◆ Records shown:
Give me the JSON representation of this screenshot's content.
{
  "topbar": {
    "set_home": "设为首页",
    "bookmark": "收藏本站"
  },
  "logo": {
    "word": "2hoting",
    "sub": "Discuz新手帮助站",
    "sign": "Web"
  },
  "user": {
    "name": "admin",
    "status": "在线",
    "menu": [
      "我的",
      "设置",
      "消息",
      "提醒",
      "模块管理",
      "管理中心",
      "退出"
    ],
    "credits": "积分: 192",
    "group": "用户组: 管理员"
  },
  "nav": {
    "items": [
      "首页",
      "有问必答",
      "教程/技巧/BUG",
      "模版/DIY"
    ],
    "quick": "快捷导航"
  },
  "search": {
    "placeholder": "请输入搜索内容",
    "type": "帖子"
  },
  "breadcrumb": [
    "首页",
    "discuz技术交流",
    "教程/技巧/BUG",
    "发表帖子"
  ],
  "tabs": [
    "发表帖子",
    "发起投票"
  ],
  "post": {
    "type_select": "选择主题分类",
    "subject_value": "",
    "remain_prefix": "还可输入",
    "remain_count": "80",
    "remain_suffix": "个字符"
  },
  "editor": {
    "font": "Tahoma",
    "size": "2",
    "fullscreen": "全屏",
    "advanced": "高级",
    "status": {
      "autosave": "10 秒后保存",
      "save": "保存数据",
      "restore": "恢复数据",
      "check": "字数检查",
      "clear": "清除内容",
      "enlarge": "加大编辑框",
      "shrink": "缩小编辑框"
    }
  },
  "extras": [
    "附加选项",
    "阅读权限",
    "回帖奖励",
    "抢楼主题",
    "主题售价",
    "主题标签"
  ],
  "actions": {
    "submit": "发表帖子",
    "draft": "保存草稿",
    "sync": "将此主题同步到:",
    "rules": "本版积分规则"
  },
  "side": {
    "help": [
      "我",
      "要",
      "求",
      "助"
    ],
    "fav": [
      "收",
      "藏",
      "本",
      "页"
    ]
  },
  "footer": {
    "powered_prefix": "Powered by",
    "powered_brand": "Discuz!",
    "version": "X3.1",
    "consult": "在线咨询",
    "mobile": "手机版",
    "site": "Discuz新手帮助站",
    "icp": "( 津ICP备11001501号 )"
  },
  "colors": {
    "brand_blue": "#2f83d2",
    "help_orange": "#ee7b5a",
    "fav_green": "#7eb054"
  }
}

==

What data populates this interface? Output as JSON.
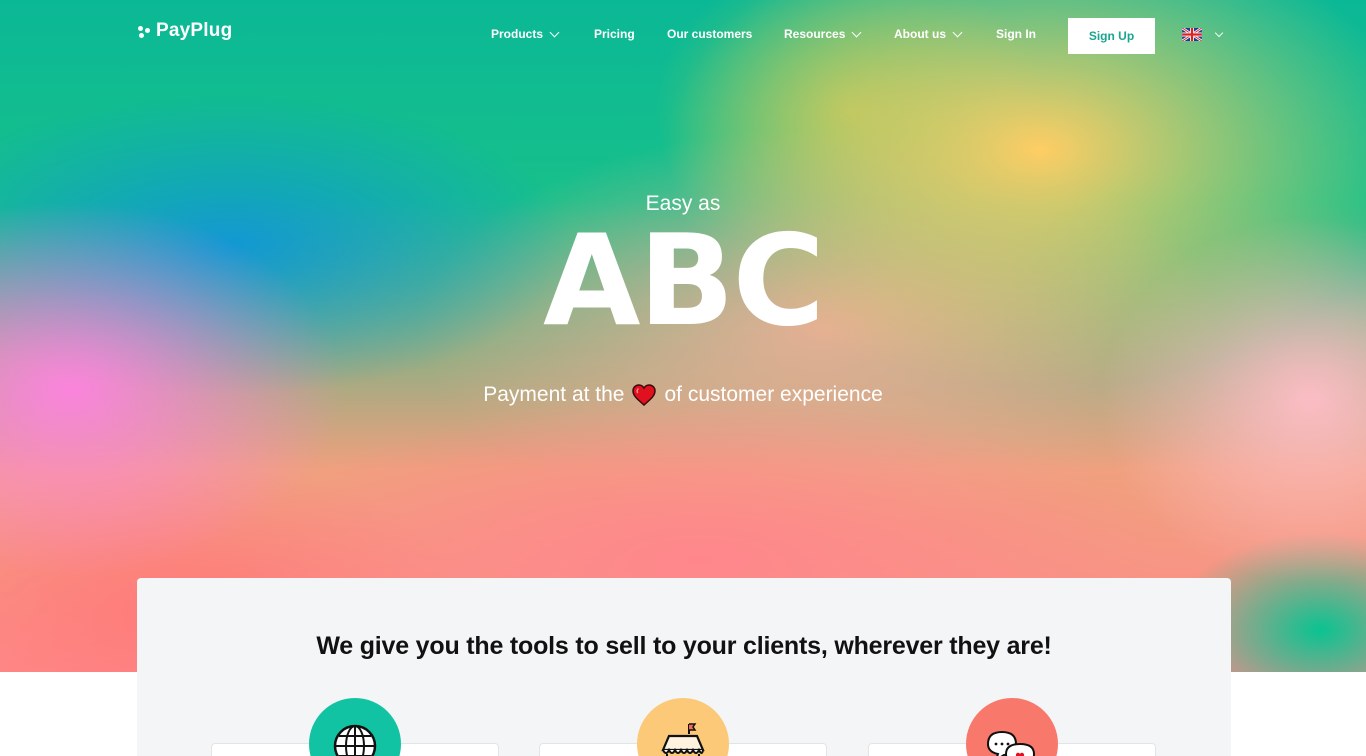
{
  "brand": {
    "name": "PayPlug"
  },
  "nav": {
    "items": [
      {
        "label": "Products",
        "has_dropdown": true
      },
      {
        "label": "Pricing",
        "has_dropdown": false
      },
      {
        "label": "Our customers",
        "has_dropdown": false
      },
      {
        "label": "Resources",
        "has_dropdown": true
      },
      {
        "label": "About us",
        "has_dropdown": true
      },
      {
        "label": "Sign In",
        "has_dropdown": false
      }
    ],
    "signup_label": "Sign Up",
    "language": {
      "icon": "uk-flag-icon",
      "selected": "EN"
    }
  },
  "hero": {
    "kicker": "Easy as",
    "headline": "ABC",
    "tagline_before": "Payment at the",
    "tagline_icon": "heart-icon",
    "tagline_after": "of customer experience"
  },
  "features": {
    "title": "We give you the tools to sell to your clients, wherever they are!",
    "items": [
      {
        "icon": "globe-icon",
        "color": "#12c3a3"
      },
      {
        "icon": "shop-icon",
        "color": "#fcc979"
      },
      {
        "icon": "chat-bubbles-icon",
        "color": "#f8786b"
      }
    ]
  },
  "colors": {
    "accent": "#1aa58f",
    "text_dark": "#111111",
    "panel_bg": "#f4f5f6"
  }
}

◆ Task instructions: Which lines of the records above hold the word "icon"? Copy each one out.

◆ Exercise response:
      "icon": "uk-flag-icon",
    "tagline_icon": "heart-icon",
        "icon": "globe-icon",
        "icon": "shop-icon",
        "icon": "chat-bubbles-icon",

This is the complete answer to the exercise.